Older scholars can delve deeper into understanding osmosis by predicting what will happen next regarding specific colors moving at certain rates. The beauty of this experiment is that it’s easily adjustable based on different topics within each grade level or age group. Whether it’s toddlers confidently talking through loading up a colorful cup with drinking straws or fourth graders conducting hypotheses and tracking data spreadsheets, Walking Water is an enjoyable way to knit science into everyday living.

Magic Milk

Magic milk is an experiment that ignites the imagination of even the youngest learners, a real-life chemistry lesson blending science and fun. All you need are some milk, liquid food coloring, and a few drops of dish soap – watching these seemingly disparate elements interact to create an ever-changing masterpiece will capture and hold your child’s attention from start to finish. While this isn’t an exact science experiment, it reinforces surface tension concepts, so help your kids observe and consider what happens when water meets oil for an even more engaging learning activity. Whether you choose to make magic milk part of a formal curriculum or simply as a fun homeschool diversion, one thing is for sure – children love it!

DIY Lava Lamp

Not only can your kid(s) demonstrate an understanding of chemistry while they make the lamp, but it’s also a great way to learn how certain liquids interact with others. Most supplies are easy-to-find household items, so your youngster can make their lava lamp to share with the family or use as a relaxing night light in their bedroom. You don’t have to be a scientist or engineer to set up this experiment – just use the materials listed and follow the simple instructions provided. Learning science at home with DIY lava lamps is engaging and enjoyable!

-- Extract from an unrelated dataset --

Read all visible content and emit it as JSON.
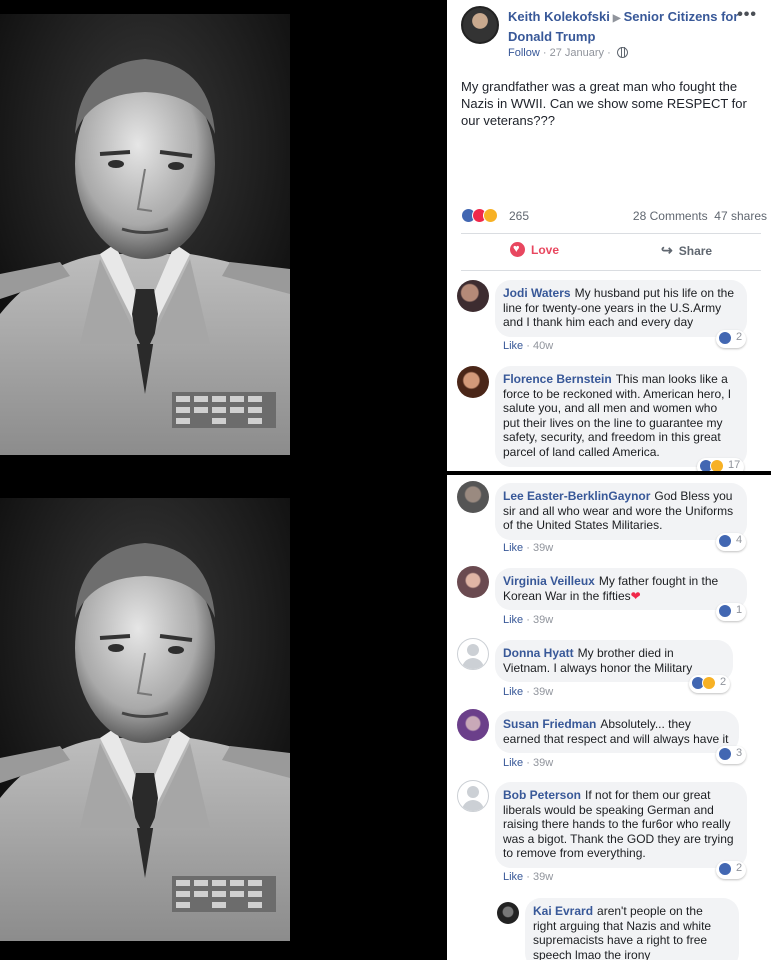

Hopefully, these kid-approved homeschool science experiments inspired your and your children’s curiosity about the fantastic world of science. Recreating each of these experiments with minimal costs gives parents a great way to provide hands-on learning experiences without breaking the bank. Home science can be a fantastic adventure for everyone!